It was a blazing afternoon, late in July. The Cheruskan fraternity entered Ellerntal in celebration of their mid-summer festivity. They had let the great wagon stand at the outskirts of the village and now marched up its street in well-formed procession, proud and vain as a company of Schützen before whom all the world bows down once a year.
First came the regimental band of the nearest garrison, dressed in civilian’s clothes—then, under the vigilance of two brightly attired freshmen, the blue, white and golden banner of the fraternity, next the officers accompanied by other freshmen, and finally the active members in whom the dignity, decency and fighting strength of the fraternity were embodied. A gay little crowd of elderly gentlemen, ladies and guests followed in less rigid order. Last came, as always and everywhere, the barefoot children of the village. The procession came to a halt in front of the Prussian Eagle, a long-drawn single story structure of frame. The newly added dance hall with its three great windows protruded loftily above the house.
The banner was lowered, the horns of the band gave wild, sharp signals to which no one attended, and Pastor Rhode, a sedate man of fifty dressed in the scarf and slashed cap of the order, stepped from the inn door to pronounce the address of welcome. At this moment it happened that one of the two banner bearers who had stood at the right and left of the flag with naked foils, rigid as statues, slowly tilted over forward and buried his face in the green sward.

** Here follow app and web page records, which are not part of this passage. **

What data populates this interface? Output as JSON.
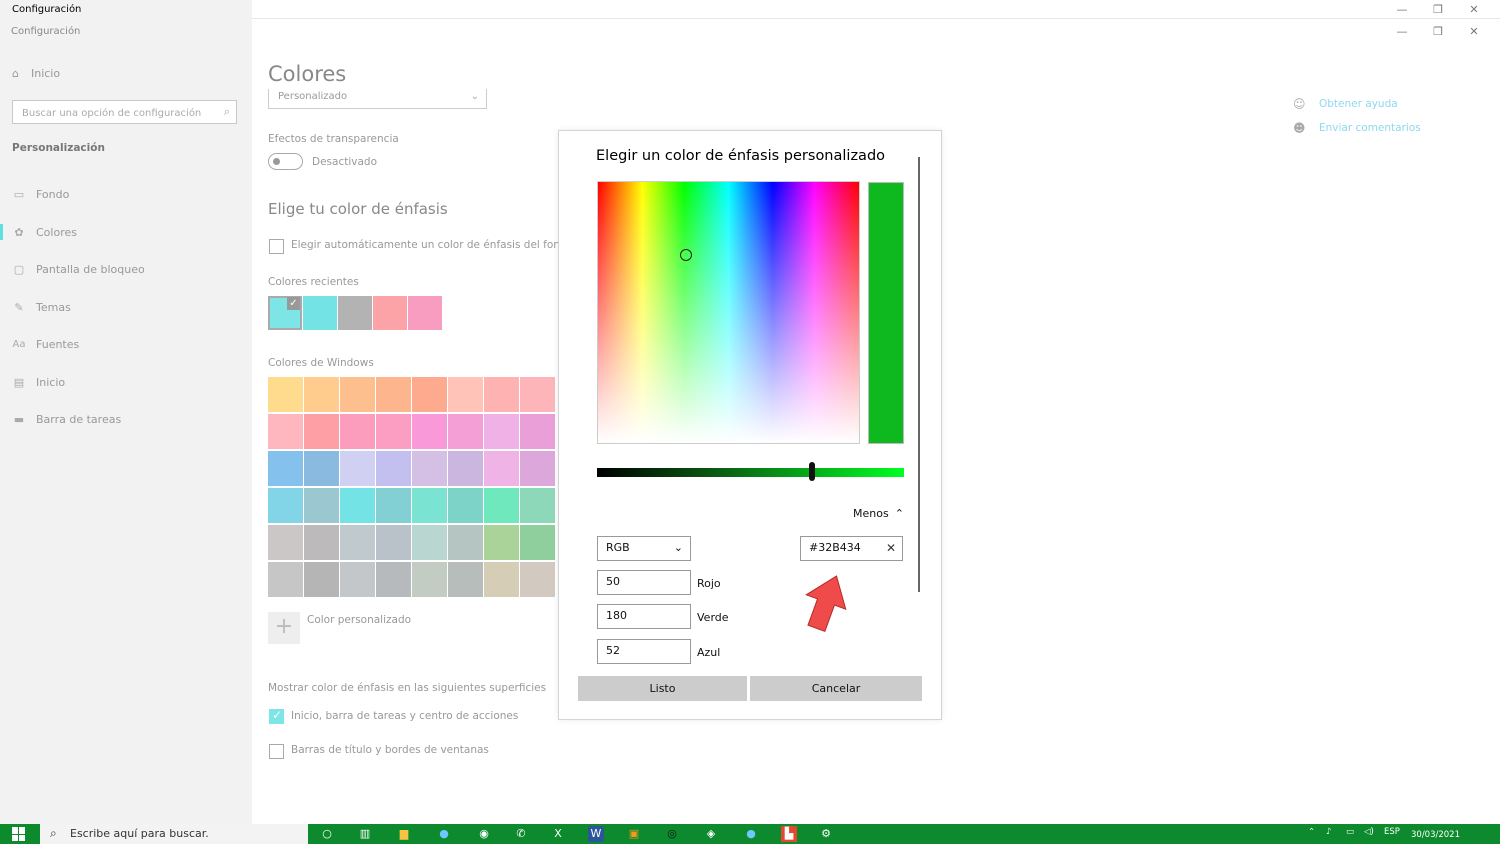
{
  "window": {
    "outer_title": "Configuración",
    "app_title": "Configuración",
    "controls": [
      "—",
      "❐",
      "✕"
    ]
  },
  "sidebar": {
    "home_label": "Inicio",
    "search_placeholder": "Buscar una opción de configuración",
    "section_title": "Personalización",
    "items": [
      {
        "label": "Fondo",
        "icon": "image-icon"
      },
      {
        "label": "Colores",
        "icon": "palette-icon",
        "active": true
      },
      {
        "label": "Pantalla de bloqueo",
        "icon": "lock-screen-icon"
      },
      {
        "label": "Temas",
        "icon": "theme-icon"
      },
      {
        "label": "Fuentes",
        "icon": "font-icon"
      },
      {
        "label": "Inicio",
        "icon": "start-icon"
      },
      {
        "label": "Barra de tareas",
        "icon": "taskbar-icon"
      }
    ]
  },
  "main": {
    "title": "Colores",
    "mode_value": "Personalizado",
    "transparency_label": "Efectos de transparencia",
    "transparency_state": "Desactivado",
    "accent_heading": "Elige tu color de énfasis",
    "auto_accent_label": "Elegir automáticamente un color de énfasis del fondo",
    "recent_label": "Colores recientes",
    "recent_colors": [
      "#7de5e5",
      "#74e3e6",
      "#b3b3b3",
      "#fba3a6",
      "#f89cc0"
    ],
    "windows_label": "Colores de Windows",
    "windows_colors": [
      "#ffdb8e",
      "#ffcc8e",
      "#fdbf8e",
      "#fdb58e",
      "#fdaa8e",
      "#ffc3b7",
      "#ffb2b2",
      "#fdb5b9",
      "#feb6bf",
      "#fe9fa6",
      "#fd9dbe",
      "#fb9ec2",
      "#f999d9",
      "#f49fd6",
      "#f0b2e6",
      "#eb9fd8",
      "#84c2ed",
      "#8bbae0",
      "#d0d0f2",
      "#c3c0f0",
      "#d4c0e4",
      "#cab6de",
      "#f0b3e6",
      "#dca8dc",
      "#82d5e6",
      "#9bc7d1",
      "#74e3e6",
      "#82d0d3",
      "#7ae3d2",
      "#7ed3c8",
      "#6fe8be",
      "#8cd8b9",
      "#cbc7c7",
      "#bcbaba",
      "#c0c9ce",
      "#b9c2c8",
      "#b9d6d1",
      "#b5c6c2",
      "#aad39a",
      "#8fcf9e",
      "#c6c6c6",
      "#b5b5b5",
      "#c3c7c9",
      "#b6babd",
      "#c3ccc3",
      "#b7bdbb",
      "#d6cdb6",
      "#d2cac0"
    ],
    "custom_label": "Color personalizado",
    "surfaces_label": "Mostrar color de énfasis en las siguientes superficies",
    "surface_start_label": "Inicio, barra de tareas y centro de acciones",
    "surface_titlebars_label": "Barras de título y bordes de ventanas"
  },
  "help": {
    "get_help": "Obtener ayuda",
    "feedback": "Enviar comentarios"
  },
  "dialog": {
    "title": "Elegir un color de énfasis personalizado",
    "preview_color": "#0db91f",
    "less_label": "Menos",
    "mode_select": "RGB",
    "hex_value": "#32B434",
    "red_value": "50",
    "red_label": "Rojo",
    "green_value": "180",
    "green_label": "Verde",
    "blue_value": "52",
    "blue_label": "Azul",
    "ok_label": "Listo",
    "cancel_label": "Cancelar"
  },
  "taskbar": {
    "search_placeholder": "Escribe aquí para buscar.",
    "language": "ESP",
    "date": "30/03/2021"
  }
}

This event naturally put an immediate end to the ceremony. Everybody, men and women, thronged around the fallen youth and were quickly pushed back by the medical fraternity men who were present in various stages of professional development.
The medical wisdom of this many-headed council culminated in the cry:
“A glass of water!”
Immediately a young girl—hot-eyed and loose-haired, exquisite in the roundedness of half maturity—rushed out of the door and handed a glass to the gentlemen who had turned the fainting lad on his back and were loosening scarf and collar.
He lay there, in the traditional garb of the fraternity, like a young cavalry man of the time of the Great Elector—with his blue, gold-braided doublet, close-fitting breeches of white leather and mighty boots whose flapping tops swelled out over his firm thighs. He couldn’t be above eighteen or nineteen, long and broad though he was, with his cheeks of milk and blood, that showed no sign of down, no duelling scar. You would have thought him some mother’s pet, had there not been a sharp line of care that ran mournfully from the half-open lips to the chin.
The cold water did its duty. Sighing, the lad opened his eyes—two pretty blue boy’s eyes, long lashed and yet a little empty of expression as though life had delayed giving them the harder glow of maturity.
These eyes fell upon the young girl who stood there, with hands pressed to her heaving bosom, in an ecstatic desire to help.
“Where can we carry him?” asked one of the physicians.
“Into my room,” she cried, “I’ll show you the way.”
Eight strong hands took hold and two minutes later the boy lay on the flowered cover of her bed. It was far too short for him, but it stood, soft and comfortable, hidden by white mull curtains in a corner of her simple room.
He was summoned back to full consciousness, tapped, auscultated and examined. Finally he confessed with a good deal of hesitation that his right foot hurt him a bit—that was all.
“Are the boots your own, freshie?” asked one of the physicians.
He blushed, turned his gaze to the wall and shook his head.
“Well, then, off with the wretched thing.”
But all exertion of virile strength was in vain. The boot did not budge. Only a low moan of suffering came from the patient.
“There’s nothing to be done,” said one, “little miss, let’s have a bread-knife.”
Anxious and with half-folded hands she had stood behind the doctors.
Now she rushed off and brought the desired implement.
“But you’re not going to hurt him?” she asked with big, beseeching eyes.
“No, no, we’re only going to cut his leg off,” jested one of the by-standers and took the knife from her clinging fingers.
Two incisions, two rents along the shin—the leather parted. A steady surgeon’s hand guided the knife carefully over the instep. At last the flesh appeared—bloody, steel-blue and badly swollen.
“Freshie, you idiot, you might have killed yourself,” said the surgeon and gave the patient a paternal nudge. “And now, little miss, hurry—sugar of lead bandages till evening.”
Categories: English Literature